There though there is an increasing use of the term nigger within the black community (in-group) there need to reclaim the term is not supported. The term has been used in racist fashion and in a derogatory manner that served to demean and insult the in-group. The term is Pejoration Inseparable: Reclamation Opposed and thus cannot be reclaimed by the in-group as the "term can only be self-degrading and disrespectful, a repetition of the intolerance and hate that the word somehow encapsulates and carries with it" (Brontsema 2004). Reclamation of the term is not supported for the term will serve as a remainder of the suffering and pain that the black community went through they went through (Museum of Racist).The Racist Museum further outlines that, the term nigger has for a long time be used as a way "of saying that blacks have the negative characteristics" as depicted by anti-black caricatures like Coon, Tom, Buck, Mammy, Picaninny, Sambo among others. The term Nigger covers and intends to belittle black as well as "rationalizing their mistreatment". Despite the fact that the use of the term nigger by the black does seem derogatory as when used by a white, use of the term or it descendants has not significantly diminished its venom.
Challenge to reclamation

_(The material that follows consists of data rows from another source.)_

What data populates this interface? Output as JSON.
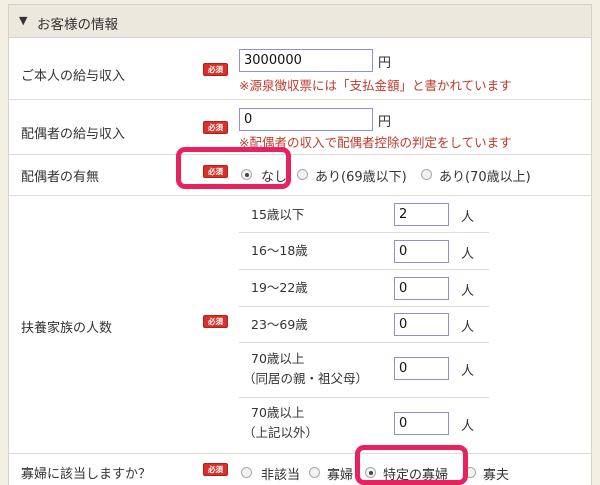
{
  "section": {
    "toggle_icon": "▼",
    "title": "お客様の情報"
  },
  "required_badge": "必須",
  "accent_color": "#e8215f",
  "salary": {
    "label": "ご本人の給与収入",
    "value": "3000000",
    "unit": "円",
    "note": "※源泉徴収票には「支払金額」と書かれています"
  },
  "spouse_salary": {
    "label": "配偶者の給与収入",
    "value": "0",
    "unit": "円",
    "note": "※配偶者の収入で配偶者控除の判定をしています"
  },
  "spouse": {
    "label": "配偶者の有無",
    "options": [
      "なし",
      "あり(69歳以下)",
      "あり(70歳以上)"
    ],
    "selected": "なし"
  },
  "dependents": {
    "label": "扶養家族の人数",
    "unit": "人",
    "rows": [
      {
        "label": "15歳以下",
        "value": "2"
      },
      {
        "label": "16〜18歳",
        "value": "0"
      },
      {
        "label": "19〜22歳",
        "value": "0"
      },
      {
        "label": "23〜69歳",
        "value": "0"
      },
      {
        "label": "70歳以上",
        "label2": "（同居の親・祖父母）",
        "value": "0"
      },
      {
        "label": "70歳以上",
        "label2": "（上記以外）",
        "value": "0"
      }
    ]
  },
  "widow": {
    "label": "寡婦に該当しますか？",
    "options": [
      "非該当",
      "寡婦",
      "特定の寡婦",
      "寡夫"
    ],
    "selected": "特定の寡婦"
  }
}
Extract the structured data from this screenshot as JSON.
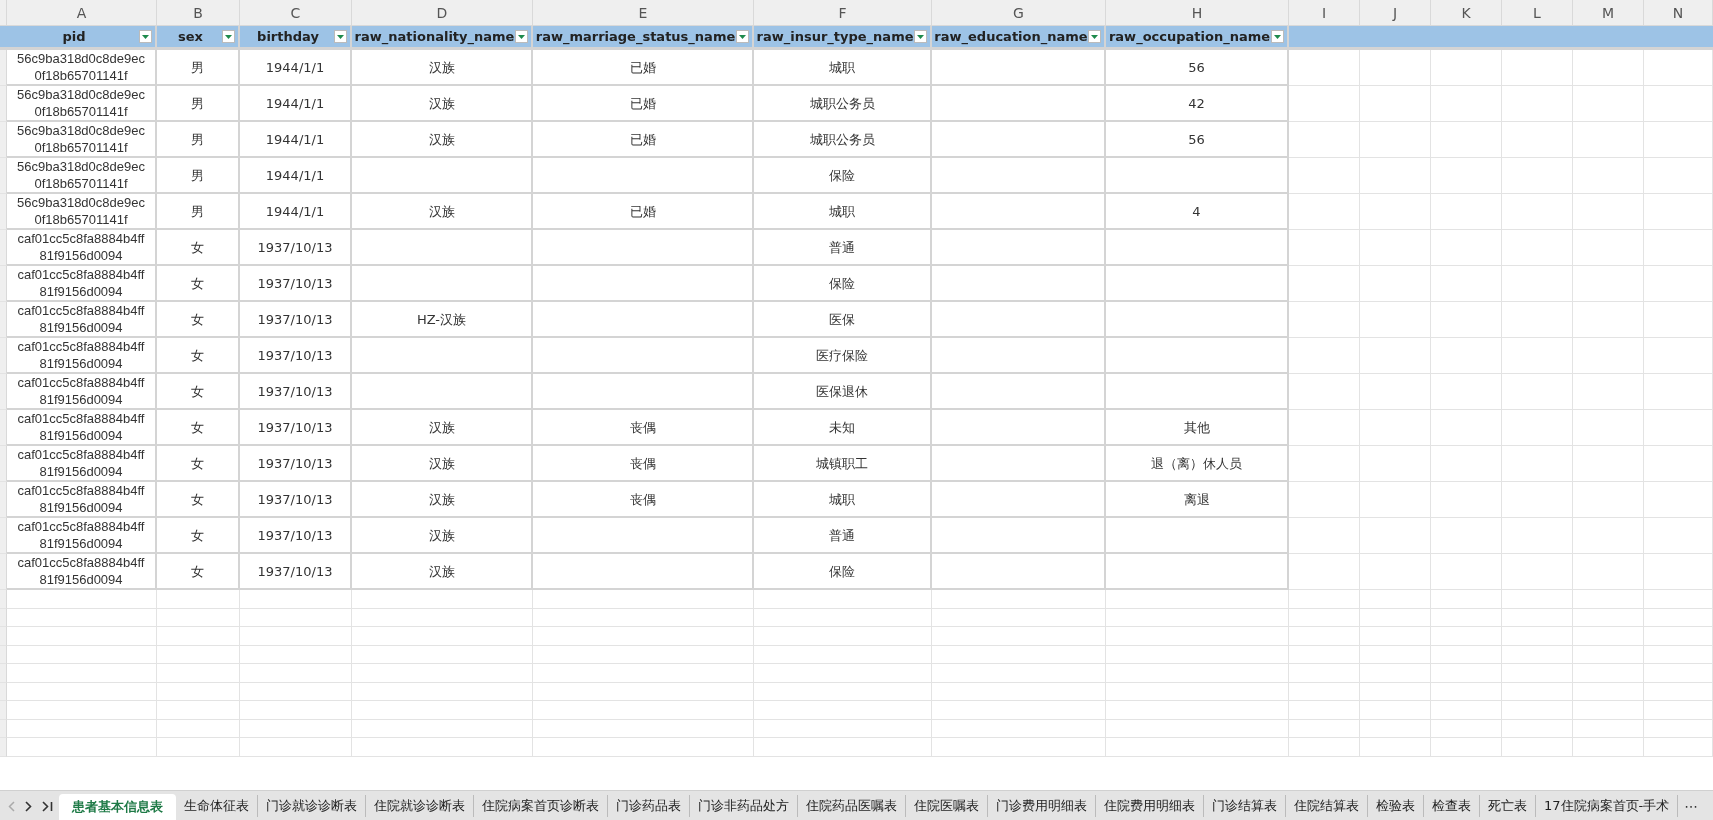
{
  "column_letters": [
    "A",
    "B",
    "C",
    "D",
    "E",
    "F",
    "G",
    "H",
    "I",
    "J",
    "K",
    "L",
    "M",
    "N"
  ],
  "table": {
    "columns": [
      {
        "label": "pid",
        "filter": true
      },
      {
        "label": "sex",
        "filter": true
      },
      {
        "label": "birthday",
        "filter": true
      },
      {
        "label": "raw_nationality_name",
        "filter": true
      },
      {
        "label": "raw_marriage_status_name",
        "filter": true
      },
      {
        "label": "raw_insur_type_name",
        "filter": true
      },
      {
        "label": "raw_education_name",
        "filter": true
      },
      {
        "label": "raw_occupation_name",
        "filter": true
      }
    ],
    "rows": [
      [
        "56c9ba318d0c8de9ec0f18b65701141f",
        "男",
        "1944/1/1",
        "汉族",
        "已婚",
        "城职",
        null,
        "56"
      ],
      [
        "56c9ba318d0c8de9ec0f18b65701141f",
        "男",
        "1944/1/1",
        "汉族",
        "已婚",
        "城职公务员",
        null,
        "42"
      ],
      [
        "56c9ba318d0c8de9ec0f18b65701141f",
        "男",
        "1944/1/1",
        "汉族",
        "已婚",
        "城职公务员",
        null,
        "56"
      ],
      [
        "56c9ba318d0c8de9ec0f18b65701141f",
        "男",
        "1944/1/1",
        null,
        null,
        "保险",
        null,
        null
      ],
      [
        "56c9ba318d0c8de9ec0f18b65701141f",
        "男",
        "1944/1/1",
        "汉族",
        "已婚",
        "城职",
        null,
        "4"
      ],
      [
        "caf01cc5c8fa8884b4ff81f9156d0094",
        "女",
        "1937/10/13",
        null,
        null,
        "普通",
        null,
        null
      ],
      [
        "caf01cc5c8fa8884b4ff81f9156d0094",
        "女",
        "1937/10/13",
        null,
        null,
        "保险",
        null,
        null
      ],
      [
        "caf01cc5c8fa8884b4ff81f9156d0094",
        "女",
        "1937/10/13",
        "HZ-汉族",
        null,
        "医保",
        null,
        null
      ],
      [
        "caf01cc5c8fa8884b4ff81f9156d0094",
        "女",
        "1937/10/13",
        null,
        null,
        "医疗保险",
        null,
        null
      ],
      [
        "caf01cc5c8fa8884b4ff81f9156d0094",
        "女",
        "1937/10/13",
        null,
        null,
        "医保退休",
        null,
        null
      ],
      [
        "caf01cc5c8fa8884b4ff81f9156d0094",
        "女",
        "1937/10/13",
        "汉族",
        "丧偶",
        "未知",
        null,
        "其他"
      ],
      [
        "caf01cc5c8fa8884b4ff81f9156d0094",
        "女",
        "1937/10/13",
        "汉族",
        "丧偶",
        "城镇职工",
        null,
        "退（离）休人员"
      ],
      [
        "caf01cc5c8fa8884b4ff81f9156d0094",
        "女",
        "1937/10/13",
        "汉族",
        "丧偶",
        "城职",
        null,
        "离退"
      ],
      [
        "caf01cc5c8fa8884b4ff81f9156d0094",
        "女",
        "1937/10/13",
        "汉族",
        null,
        "普通",
        null,
        null
      ],
      [
        "caf01cc5c8fa8884b4ff81f9156d0094",
        "女",
        "1937/10/13",
        "汉族",
        null,
        "保险",
        null,
        null
      ]
    ]
  },
  "sheet_tabs": [
    {
      "label": "患者基本信息表",
      "selected": true
    },
    {
      "label": "生命体征表",
      "selected": false
    },
    {
      "label": "门诊就诊诊断表",
      "selected": false
    },
    {
      "label": "住院就诊诊断表",
      "selected": false
    },
    {
      "label": "住院病案首页诊断表",
      "selected": false
    },
    {
      "label": "门诊药品表",
      "selected": false
    },
    {
      "label": "门诊非药品处方",
      "selected": false
    },
    {
      "label": "住院药品医嘱表",
      "selected": false
    },
    {
      "label": "住院医嘱表",
      "selected": false
    },
    {
      "label": "门诊费用明细表",
      "selected": false
    },
    {
      "label": "住院费用明细表",
      "selected": false
    },
    {
      "label": "门诊结算表",
      "selected": false
    },
    {
      "label": "住院结算表",
      "selected": false
    },
    {
      "label": "检验表",
      "selected": false
    },
    {
      "label": "检查表",
      "selected": false
    },
    {
      "label": "死亡表",
      "selected": false
    },
    {
      "label": "17住院病案首页-手术",
      "selected": false
    }
  ],
  "more_tabs": "⋯"
}
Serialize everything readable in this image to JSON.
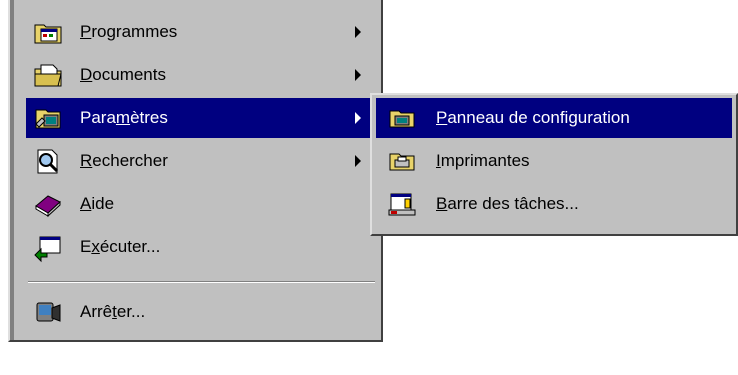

As outline by Brontsema (2004), "linguistic ownership is unfixed and unstable can be illustrated with nigger (or nigga)" where the word has it roots from the Portuguese word negro, which when translated yields black and commonly used when mentioning African slaves as assumed by the British and Americans. Further, Geneva Smitherman (1974) positions that the term "'negro' and 'nigger' "were used interchangeably and without any apparent distinction" but it was not until the twentieth century when the white community started to semantically differentiate the term 'negro' and 'nigger,'. Henceforth, the term nigger was used as a "racial epithet" (Brontsema 2004).
These has resulted to those individuals who cannot envisage the term nigger as anything but a racial and derogatory term subscribing to an out-group reading that goes wrong in the recognition of the diversity and complexity of the in-group usage of the term nigger.
Challenge to this view
Smitherman (1974) argues that the term is far from being "restricted solely as a derogation that maintains racial subordination. Instead he discovers seven contemporary, in-group uses of nigga such as outline below.
1) Close friend, backup
2) Someone who is culturally Black
3) Synonym for Blacks or African-Americans
4) African American women's term for the Black man as Lover/partner/significant other
5) Rebellious, fearless, unconventional, in-yo-face Black man
6) Derogatory, similar to pejorative use by out-group
7) Any cool, down person who is deeply rooted in hip hop culture (2000: 210-11)
Although the term Nigger has been widely utilized in the description of a dark shade of colors (nigger-brown, nigger-black), the term has also been employed by whites as an absolute American insult as it has been used by Americans against blacks, the term has in the like manner be used to insult other ethnic groups, as when Jews are called white-niggers.
The controversies surrounding the diverseness of the term nigga's, its uses and significations is a clear show to the nature of fluidity and temporality of linguistic ownership. Therefore those who seek to reclaim may witness its "removal from original subordination to a freedom to take on a multiplicity of meaning" and "not in subjection to racial subordination but in defiance of it" (Kennedy 2001). Therefore, linguistic reclamation of the term nigger and its derivatives may not yields fruits as the usage of the terms especially by the white generates issues that leads to debates on racism and the questioning of the ideology which warranted the use of manipulation, deceit, and coercion to keep blacks in "their" place as exemplified in the colonial America.